● **PROBLEM REQUIREMENTS**
Repeat every line of the data verbatim.

● **RECORDS SHOWN**
*****
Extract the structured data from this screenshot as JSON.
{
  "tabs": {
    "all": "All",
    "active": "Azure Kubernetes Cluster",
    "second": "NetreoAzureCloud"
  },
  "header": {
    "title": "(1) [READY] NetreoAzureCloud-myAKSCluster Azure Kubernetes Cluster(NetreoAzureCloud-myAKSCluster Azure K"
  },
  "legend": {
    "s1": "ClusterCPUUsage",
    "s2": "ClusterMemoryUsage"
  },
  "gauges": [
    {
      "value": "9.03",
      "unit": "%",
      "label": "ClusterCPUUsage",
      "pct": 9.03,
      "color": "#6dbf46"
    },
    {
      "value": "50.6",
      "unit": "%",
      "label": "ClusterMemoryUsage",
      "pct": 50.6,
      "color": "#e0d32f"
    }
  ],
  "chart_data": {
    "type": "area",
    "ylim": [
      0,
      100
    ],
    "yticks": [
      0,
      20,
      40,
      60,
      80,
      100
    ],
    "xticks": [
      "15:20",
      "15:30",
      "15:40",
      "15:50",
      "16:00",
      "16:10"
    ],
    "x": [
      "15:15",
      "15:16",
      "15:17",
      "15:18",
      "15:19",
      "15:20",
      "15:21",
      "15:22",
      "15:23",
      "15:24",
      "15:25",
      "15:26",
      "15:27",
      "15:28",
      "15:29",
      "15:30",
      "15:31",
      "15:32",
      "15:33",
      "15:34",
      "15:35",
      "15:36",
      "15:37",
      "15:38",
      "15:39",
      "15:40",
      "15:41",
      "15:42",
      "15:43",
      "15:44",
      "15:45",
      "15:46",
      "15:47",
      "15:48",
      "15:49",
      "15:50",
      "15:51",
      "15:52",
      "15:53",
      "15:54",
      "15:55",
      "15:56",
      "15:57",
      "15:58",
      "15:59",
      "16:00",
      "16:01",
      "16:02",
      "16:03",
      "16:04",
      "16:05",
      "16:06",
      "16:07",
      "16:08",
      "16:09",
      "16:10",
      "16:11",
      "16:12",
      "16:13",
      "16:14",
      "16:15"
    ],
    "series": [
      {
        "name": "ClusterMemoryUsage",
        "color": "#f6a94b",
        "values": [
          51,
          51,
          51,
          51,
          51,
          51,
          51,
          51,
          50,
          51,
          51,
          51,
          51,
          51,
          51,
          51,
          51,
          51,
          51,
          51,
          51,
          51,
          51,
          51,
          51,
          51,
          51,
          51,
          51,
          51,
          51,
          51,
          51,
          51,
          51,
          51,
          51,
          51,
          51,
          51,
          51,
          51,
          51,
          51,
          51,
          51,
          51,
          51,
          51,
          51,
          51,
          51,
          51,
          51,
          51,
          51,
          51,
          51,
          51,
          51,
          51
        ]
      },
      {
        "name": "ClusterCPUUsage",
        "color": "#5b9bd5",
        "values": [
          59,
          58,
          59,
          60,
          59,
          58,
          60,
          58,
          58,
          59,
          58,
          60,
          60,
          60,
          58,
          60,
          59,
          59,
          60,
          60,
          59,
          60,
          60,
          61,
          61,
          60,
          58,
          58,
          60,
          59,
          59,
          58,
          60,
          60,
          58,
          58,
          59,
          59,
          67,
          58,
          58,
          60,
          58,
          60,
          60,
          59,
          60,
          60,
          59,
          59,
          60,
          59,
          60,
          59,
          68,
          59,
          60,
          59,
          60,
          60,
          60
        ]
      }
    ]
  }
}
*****
● **TASK ANSWER**
Extract the structured data from this screenshot as JSON.
{
  "tabs": {
    "all": "All",
    "active": "Azure Kubernetes Cluster",
    "second": "NetreoAzureCloud"
  },
  "header": {
    "title": "(1) [READY] NetreoAzureCloud-myAKSCluster Azure Kubernetes Cluster(NetreoAzureCloud-myAKSCluster Azure K"
  },
  "legend": {
    "s1": "ClusterCPUUsage",
    "s2": "ClusterMemoryUsage"
  },
  "gauges": [
    {
      "value": "9.03",
      "unit": "%",
      "label": "ClusterCPUUsage",
      "pct": 9.03,
      "color": "#6dbf46"
    },
    {
      "value": "50.6",
      "unit": "%",
      "label": "ClusterMemoryUsage",
      "pct": 50.6,
      "color": "#e0d32f"
    }
  ],
  "chart_data": {
    "type": "area",
    "ylim": [
      0,
      100
    ],
    "yticks": [
      0,
      20,
      40,
      60,
      80,
      100
    ],
    "xticks": [
      "15:20",
      "15:30",
      "15:40",
      "15:50",
      "16:00",
      "16:10"
    ],
    "x": [
      "15:15",
      "15:16",
      "15:17",
      "15:18",
      "15:19",
      "15:20",
      "15:21",
      "15:22",
      "15:23",
      "15:24",
      "15:25",
      "15:26",
      "15:27",
      "15:28",
      "15:29",
      "15:30",
      "15:31",
      "15:32",
      "15:33",
      "15:34",
      "15:35",
      "15:36",
      "15:37",
      "15:38",
      "15:39",
      "15:40",
      "15:41",
      "15:42",
      "15:43",
      "15:44",
      "15:45",
      "15:46",
      "15:47",
      "15:48",
      "15:49",
      "15:50",
      "15:51",
      "15:52",
      "15:53",
      "15:54",
      "15:55",
      "15:56",
      "15:57",
      "15:58",
      "15:59",
      "16:00",
      "16:01",
      "16:02",
      "16:03",
      "16:04",
      "16:05",
      "16:06",
      "16:07",
      "16:08",
      "16:09",
      "16:10",
      "16:11",
      "16:12",
      "16:13",
      "16:14",
      "16:15"
    ],
    "series": [
      {
        "name": "ClusterMemoryUsage",
        "color": "#f6a94b",
        "values": [
          51,
          51,
          51,
          51,
          51,
          51,
          51,
          51,
          50,
          51,
          51,
          51,
          51,
          51,
          51,
          51,
          51,
          51,
          51,
          51,
          51,
          51,
          51,
          51,
          51,
          51,
          51,
          51,
          51,
          51,
          51,
          51,
          51,
          51,
          51,
          51,
          51,
          51,
          51,
          51,
          51,
          51,
          51,
          51,
          51,
          51,
          51,
          51,
          51,
          51,
          51,
          51,
          51,
          51,
          51,
          51,
          51,
          51,
          51,
          51,
          51
        ]
      },
      {
        "name": "ClusterCPUUsage",
        "color": "#5b9bd5",
        "values": [
          59,
          58,
          59,
          60,
          59,
          58,
          60,
          58,
          58,
          59,
          58,
          60,
          60,
          60,
          58,
          60,
          59,
          59,
          60,
          60,
          59,
          60,
          60,
          61,
          61,
          60,
          58,
          58,
          60,
          59,
          59,
          58,
          60,
          60,
          58,
          58,
          59,
          59,
          67,
          58,
          58,
          60,
          58,
          60,
          60,
          59,
          60,
          60,
          59,
          59,
          60,
          59,
          60,
          59,
          68,
          59,
          60,
          59,
          60,
          60,
          60
        ]
      }
    ]
  }
}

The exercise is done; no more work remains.